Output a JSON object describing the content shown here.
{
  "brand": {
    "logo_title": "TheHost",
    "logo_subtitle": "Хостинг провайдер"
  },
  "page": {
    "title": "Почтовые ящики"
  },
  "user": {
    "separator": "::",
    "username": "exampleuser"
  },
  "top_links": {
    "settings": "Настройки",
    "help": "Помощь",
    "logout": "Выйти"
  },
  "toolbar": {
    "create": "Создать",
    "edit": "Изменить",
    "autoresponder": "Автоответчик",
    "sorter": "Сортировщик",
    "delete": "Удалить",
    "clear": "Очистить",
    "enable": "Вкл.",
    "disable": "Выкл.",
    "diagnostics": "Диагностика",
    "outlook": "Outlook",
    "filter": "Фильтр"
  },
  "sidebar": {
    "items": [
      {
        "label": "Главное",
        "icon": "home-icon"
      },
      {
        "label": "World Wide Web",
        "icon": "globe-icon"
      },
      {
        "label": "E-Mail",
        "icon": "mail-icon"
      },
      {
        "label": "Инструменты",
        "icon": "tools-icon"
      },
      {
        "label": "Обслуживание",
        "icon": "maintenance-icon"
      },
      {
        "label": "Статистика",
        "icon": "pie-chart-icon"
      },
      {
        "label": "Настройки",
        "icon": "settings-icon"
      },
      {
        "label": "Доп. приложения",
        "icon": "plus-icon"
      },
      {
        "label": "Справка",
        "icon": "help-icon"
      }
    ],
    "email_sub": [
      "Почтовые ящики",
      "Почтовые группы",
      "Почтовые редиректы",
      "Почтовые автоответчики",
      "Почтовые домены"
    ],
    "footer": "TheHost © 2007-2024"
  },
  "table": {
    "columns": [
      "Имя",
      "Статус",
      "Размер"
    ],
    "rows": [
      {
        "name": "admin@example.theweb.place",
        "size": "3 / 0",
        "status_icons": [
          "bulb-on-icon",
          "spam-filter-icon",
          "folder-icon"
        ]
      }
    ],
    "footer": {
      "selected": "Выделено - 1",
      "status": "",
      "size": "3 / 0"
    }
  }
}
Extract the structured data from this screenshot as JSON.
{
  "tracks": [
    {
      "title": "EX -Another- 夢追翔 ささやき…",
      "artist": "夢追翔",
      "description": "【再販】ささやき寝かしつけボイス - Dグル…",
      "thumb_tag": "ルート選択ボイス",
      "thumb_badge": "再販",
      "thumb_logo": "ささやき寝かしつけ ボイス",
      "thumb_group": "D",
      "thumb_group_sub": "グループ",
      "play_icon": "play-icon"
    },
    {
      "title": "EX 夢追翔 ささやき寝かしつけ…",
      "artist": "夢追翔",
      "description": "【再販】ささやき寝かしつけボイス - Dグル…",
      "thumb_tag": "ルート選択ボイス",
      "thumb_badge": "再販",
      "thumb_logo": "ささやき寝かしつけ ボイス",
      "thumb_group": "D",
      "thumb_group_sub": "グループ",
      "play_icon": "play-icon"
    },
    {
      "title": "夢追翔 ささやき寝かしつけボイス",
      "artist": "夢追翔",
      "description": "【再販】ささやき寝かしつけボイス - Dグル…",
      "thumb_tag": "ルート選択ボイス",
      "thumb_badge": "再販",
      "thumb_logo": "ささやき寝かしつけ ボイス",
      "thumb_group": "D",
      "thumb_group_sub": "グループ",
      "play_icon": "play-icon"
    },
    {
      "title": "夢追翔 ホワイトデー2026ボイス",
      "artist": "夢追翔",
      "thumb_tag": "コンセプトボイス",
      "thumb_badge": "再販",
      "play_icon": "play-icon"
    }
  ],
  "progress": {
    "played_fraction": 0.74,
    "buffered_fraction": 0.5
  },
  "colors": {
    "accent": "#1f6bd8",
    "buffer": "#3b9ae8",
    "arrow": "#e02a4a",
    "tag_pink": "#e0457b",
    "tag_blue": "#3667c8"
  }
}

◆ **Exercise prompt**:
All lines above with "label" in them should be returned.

◆ **Answer to this problem**:
        "label": "Главное",
        "label": "World Wide Web",
        "label": "E-Mail",
        "label": "Инструменты",
        "label": "Обслуживание",
        "label": "Статистика",
        "label": "Настройки",
        "label": "Доп. приложения",
        "label": "Справка",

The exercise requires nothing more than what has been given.